Opening Reception: Thursday, January 21 at 7 pm Artist Talk & Book Launch: Wednesday, March 30 at 7 pm
In this solo exhibition, artist Cole Swanson (Toronto) examines profoundly complex trans-species relations, specifically the intersections between human, bee, and bovine biologies. Out of the Strong, Something Sweet features large scale installations of animal bodies, pre-modern art forms, sculptural media, and emergent technologies. Swanson’s practice is informed by his research on miniature painting, the preparation of organic and mineral-based pigments, and materiality and modernity in contemporary culture, conducted through two fellowships at the Shastri Indo-Canadian Institute in Jaipur, Rajasthan (2007, 2014).
Out of the Strong, Something Sweet is Swanson’s most ambitious project to date. Through the lens and practice of art, he examines the modern honey bee crisis (mass insect death and the subsequent effects on agriculture and commerce). Swanson’s research has discovered that sudden losses in bee populations were recorded in ancient Egypt, the Middle East, and pre-modern Europe and that early “science” turned to bougonia: the ritualized belief that healthy bee swarms could be spontaneously generated from a cow’s carcass. In Out of the Strong, Something Sweet, Swanson reclaims bougonia as a fictive solution for the modern honey bee crisis and as a metaphor to challenge modern ideological binaries between human and animal, art and science, religion and rationalism, beauty and the grotesque. In contrast to the symbols and metaphors that demonstrate the social construction of the animal-other, Swanson incorporates audio recordings of cattle and bees, which claim space in the exhibition for the distinctly non-human.

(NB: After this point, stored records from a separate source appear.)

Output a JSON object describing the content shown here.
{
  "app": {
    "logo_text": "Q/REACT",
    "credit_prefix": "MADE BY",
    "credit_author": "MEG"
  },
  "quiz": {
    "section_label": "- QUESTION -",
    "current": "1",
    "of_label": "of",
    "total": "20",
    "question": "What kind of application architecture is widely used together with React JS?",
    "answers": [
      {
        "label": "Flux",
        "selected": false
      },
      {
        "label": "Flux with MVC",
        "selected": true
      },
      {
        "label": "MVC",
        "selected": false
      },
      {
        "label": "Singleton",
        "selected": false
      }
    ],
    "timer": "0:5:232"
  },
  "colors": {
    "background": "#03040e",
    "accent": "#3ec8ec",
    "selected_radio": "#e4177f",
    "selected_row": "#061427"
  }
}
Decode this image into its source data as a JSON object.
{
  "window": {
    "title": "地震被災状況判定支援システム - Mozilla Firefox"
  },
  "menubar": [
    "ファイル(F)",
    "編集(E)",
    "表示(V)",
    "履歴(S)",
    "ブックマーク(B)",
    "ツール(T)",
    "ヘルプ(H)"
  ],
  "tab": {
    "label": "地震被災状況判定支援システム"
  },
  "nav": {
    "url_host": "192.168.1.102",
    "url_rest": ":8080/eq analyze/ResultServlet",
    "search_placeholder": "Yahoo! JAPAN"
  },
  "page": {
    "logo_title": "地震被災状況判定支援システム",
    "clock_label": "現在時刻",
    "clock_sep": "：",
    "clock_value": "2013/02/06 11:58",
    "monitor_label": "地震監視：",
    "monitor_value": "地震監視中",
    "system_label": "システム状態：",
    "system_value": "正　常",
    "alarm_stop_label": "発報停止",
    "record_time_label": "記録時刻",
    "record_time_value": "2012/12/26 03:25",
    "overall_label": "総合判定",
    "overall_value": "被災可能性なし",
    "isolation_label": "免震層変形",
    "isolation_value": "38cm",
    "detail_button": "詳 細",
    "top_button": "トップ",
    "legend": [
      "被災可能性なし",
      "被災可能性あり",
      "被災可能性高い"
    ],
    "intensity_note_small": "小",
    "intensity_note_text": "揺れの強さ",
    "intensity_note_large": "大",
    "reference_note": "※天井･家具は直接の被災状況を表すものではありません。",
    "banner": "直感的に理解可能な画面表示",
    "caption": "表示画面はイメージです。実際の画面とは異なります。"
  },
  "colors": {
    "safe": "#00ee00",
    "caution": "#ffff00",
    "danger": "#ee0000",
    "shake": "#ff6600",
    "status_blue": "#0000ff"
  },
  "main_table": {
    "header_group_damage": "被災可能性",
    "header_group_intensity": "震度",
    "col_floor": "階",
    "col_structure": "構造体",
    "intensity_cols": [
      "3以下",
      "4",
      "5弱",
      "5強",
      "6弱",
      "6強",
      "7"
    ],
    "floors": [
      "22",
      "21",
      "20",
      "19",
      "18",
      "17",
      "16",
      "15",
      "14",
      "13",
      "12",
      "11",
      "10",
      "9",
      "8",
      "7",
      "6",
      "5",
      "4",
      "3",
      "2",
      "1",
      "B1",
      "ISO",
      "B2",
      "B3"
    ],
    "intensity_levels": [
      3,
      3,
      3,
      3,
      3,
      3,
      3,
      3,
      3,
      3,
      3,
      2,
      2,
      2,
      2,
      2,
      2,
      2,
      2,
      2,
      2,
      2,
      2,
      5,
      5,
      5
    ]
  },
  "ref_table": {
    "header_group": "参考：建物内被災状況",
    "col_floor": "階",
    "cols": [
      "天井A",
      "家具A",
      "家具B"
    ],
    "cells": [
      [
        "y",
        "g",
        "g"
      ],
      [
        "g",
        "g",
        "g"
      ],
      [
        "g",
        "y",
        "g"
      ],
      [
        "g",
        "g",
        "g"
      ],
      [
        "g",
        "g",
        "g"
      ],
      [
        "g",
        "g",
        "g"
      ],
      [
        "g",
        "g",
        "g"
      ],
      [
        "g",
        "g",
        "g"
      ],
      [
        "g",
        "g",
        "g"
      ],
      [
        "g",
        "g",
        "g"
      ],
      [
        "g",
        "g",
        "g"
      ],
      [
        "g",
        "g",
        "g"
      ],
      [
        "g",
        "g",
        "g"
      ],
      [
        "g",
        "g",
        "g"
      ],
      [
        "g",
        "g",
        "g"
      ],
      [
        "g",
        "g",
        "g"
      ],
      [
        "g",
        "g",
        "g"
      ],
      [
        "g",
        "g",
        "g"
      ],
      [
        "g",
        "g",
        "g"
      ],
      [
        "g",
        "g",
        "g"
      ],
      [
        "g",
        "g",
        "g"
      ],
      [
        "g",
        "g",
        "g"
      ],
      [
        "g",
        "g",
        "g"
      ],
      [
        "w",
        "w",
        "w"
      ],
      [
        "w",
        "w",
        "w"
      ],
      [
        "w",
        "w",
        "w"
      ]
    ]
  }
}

AGG acknowledges the generous support of the Canada Council for the Arts, the Ontario Arts Council, and the Toronto Arts Council in the creation and presentation of Out of the Strong, Something Sweet. We are also grateful to The Guelph Community Foundation: Musagetes Fund for their support of the Guelph exhibition and forthcoming publication, which will include guest essays and a foreword by curator Dawn Owen.